* **WHAT YOU SHOULD DO**
If a line in the entries below contains the word "table", it counts; report how many such lines there are, and only that number.

————

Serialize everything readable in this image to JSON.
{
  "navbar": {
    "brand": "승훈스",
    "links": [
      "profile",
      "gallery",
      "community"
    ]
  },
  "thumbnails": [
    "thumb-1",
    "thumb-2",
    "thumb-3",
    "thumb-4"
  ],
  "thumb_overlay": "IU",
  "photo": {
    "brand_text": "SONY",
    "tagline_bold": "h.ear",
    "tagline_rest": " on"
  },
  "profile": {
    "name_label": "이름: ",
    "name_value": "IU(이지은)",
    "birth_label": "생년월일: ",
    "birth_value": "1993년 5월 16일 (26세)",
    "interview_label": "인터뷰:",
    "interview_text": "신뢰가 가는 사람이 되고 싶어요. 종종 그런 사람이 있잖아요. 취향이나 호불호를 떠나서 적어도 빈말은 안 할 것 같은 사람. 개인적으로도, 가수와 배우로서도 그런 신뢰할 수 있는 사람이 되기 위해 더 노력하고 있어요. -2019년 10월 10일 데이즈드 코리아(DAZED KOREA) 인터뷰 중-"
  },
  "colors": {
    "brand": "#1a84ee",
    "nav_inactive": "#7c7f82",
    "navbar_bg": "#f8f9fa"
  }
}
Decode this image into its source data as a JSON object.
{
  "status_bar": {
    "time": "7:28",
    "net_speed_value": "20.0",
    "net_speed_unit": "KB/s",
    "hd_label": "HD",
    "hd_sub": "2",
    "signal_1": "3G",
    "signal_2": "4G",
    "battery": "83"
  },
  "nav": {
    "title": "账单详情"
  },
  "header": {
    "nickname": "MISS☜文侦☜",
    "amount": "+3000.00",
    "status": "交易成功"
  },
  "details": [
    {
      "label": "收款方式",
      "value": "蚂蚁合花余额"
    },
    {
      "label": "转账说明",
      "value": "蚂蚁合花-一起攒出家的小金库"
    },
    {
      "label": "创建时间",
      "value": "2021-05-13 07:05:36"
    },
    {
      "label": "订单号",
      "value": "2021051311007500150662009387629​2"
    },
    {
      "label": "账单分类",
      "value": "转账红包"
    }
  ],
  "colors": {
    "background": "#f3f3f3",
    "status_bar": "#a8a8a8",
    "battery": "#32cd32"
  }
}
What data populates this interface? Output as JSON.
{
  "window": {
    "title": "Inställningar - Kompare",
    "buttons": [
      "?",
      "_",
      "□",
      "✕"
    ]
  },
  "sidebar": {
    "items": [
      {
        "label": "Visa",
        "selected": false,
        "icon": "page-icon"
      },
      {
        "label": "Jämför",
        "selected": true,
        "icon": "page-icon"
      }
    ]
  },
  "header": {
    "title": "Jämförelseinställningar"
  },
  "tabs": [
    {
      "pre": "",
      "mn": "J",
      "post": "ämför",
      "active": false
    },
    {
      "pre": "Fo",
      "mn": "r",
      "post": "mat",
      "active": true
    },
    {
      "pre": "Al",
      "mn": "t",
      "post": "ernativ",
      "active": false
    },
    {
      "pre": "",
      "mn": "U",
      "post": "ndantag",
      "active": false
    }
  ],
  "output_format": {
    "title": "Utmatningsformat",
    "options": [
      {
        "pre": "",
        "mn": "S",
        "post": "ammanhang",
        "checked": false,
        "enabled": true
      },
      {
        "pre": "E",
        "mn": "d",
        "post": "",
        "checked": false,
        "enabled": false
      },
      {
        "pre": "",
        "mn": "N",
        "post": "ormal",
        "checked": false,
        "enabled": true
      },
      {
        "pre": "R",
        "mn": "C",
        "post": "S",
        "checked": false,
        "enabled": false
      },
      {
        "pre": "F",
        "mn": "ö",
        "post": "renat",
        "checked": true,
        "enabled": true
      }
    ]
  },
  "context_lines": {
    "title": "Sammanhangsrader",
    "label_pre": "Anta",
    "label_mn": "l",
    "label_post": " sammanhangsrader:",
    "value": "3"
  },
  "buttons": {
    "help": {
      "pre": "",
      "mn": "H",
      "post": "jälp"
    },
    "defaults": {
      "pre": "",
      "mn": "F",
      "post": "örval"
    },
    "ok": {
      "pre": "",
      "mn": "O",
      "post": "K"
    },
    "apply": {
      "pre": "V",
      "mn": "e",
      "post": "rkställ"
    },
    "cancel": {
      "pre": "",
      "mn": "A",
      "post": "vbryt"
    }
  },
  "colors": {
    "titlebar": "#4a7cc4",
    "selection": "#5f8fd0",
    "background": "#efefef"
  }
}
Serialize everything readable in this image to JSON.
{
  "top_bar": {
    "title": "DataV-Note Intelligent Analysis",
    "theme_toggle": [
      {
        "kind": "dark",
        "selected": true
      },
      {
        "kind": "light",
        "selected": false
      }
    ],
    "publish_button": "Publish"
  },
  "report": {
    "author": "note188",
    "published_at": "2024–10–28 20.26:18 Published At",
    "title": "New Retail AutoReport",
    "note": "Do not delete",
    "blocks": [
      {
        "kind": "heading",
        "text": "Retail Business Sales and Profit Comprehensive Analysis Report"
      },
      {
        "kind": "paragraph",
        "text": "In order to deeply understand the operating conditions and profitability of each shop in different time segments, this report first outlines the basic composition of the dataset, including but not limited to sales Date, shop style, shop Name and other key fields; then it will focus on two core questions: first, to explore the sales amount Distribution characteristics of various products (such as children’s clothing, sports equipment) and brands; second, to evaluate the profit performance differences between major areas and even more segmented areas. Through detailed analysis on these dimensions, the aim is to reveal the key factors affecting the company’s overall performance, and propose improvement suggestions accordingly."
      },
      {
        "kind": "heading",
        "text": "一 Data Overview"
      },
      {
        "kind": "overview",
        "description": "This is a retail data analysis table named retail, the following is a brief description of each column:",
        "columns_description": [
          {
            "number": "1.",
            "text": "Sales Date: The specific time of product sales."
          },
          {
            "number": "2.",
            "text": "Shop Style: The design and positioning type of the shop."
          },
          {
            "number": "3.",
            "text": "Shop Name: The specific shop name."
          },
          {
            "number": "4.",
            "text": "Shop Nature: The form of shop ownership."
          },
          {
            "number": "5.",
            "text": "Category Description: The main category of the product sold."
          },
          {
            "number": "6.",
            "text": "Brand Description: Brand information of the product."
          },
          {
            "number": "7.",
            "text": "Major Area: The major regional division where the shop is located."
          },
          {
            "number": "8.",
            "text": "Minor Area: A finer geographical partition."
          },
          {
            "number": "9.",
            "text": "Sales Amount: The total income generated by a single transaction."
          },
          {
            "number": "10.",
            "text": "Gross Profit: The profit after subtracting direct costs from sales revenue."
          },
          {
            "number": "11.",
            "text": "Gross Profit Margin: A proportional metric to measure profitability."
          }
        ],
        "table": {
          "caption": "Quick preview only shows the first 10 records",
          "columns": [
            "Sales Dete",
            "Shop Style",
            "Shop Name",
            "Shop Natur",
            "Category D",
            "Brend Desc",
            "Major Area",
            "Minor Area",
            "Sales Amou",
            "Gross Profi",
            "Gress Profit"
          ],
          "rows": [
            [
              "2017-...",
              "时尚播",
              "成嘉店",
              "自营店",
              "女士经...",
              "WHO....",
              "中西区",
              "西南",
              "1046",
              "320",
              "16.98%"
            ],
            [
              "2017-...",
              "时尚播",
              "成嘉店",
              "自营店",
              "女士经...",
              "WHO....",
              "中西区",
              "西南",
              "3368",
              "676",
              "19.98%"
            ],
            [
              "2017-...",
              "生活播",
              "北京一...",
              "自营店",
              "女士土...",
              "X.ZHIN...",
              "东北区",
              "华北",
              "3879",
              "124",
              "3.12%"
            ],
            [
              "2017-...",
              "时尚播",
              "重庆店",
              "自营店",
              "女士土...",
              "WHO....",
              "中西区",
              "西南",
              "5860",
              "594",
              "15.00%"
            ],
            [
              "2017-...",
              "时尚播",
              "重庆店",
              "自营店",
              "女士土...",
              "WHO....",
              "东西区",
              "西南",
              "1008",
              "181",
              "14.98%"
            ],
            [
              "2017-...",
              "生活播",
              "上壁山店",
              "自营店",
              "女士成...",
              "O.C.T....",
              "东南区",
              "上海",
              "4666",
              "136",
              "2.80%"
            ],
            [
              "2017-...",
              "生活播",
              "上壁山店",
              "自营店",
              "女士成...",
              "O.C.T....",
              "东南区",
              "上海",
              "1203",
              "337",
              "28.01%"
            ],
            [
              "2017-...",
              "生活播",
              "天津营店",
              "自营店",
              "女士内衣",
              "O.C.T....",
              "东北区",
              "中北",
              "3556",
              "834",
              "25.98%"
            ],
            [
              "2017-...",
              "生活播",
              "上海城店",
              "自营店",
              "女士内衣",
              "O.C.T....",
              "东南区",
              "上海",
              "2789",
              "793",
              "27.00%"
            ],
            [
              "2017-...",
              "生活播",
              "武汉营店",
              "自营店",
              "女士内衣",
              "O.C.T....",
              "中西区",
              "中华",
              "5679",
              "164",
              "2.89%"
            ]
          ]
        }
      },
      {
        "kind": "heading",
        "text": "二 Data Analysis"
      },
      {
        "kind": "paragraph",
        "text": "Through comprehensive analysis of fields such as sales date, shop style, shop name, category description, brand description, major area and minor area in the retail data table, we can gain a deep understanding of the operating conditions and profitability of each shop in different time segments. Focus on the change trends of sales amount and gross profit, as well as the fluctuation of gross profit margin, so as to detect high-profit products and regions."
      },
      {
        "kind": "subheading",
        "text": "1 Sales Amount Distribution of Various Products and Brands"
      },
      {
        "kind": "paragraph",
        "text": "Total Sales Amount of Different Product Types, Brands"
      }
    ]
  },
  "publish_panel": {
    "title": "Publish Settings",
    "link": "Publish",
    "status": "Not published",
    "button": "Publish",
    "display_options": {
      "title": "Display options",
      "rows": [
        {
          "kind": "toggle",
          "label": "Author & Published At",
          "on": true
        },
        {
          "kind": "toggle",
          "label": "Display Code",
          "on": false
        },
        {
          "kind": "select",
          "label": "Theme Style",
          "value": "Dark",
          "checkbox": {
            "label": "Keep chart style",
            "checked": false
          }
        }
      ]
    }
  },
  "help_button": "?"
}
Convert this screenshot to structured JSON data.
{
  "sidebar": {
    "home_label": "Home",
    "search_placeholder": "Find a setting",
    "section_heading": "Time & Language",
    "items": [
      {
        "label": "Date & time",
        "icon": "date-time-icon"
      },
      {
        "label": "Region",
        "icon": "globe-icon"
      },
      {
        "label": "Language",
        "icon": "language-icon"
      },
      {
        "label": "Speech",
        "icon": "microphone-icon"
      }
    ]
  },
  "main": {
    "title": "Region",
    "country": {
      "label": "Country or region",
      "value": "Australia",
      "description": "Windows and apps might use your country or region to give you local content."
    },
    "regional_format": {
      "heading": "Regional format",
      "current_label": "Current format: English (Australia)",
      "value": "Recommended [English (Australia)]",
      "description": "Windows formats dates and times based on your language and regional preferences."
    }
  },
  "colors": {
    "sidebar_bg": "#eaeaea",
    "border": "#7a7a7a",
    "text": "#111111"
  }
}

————

* **ANSWER SPACE**
3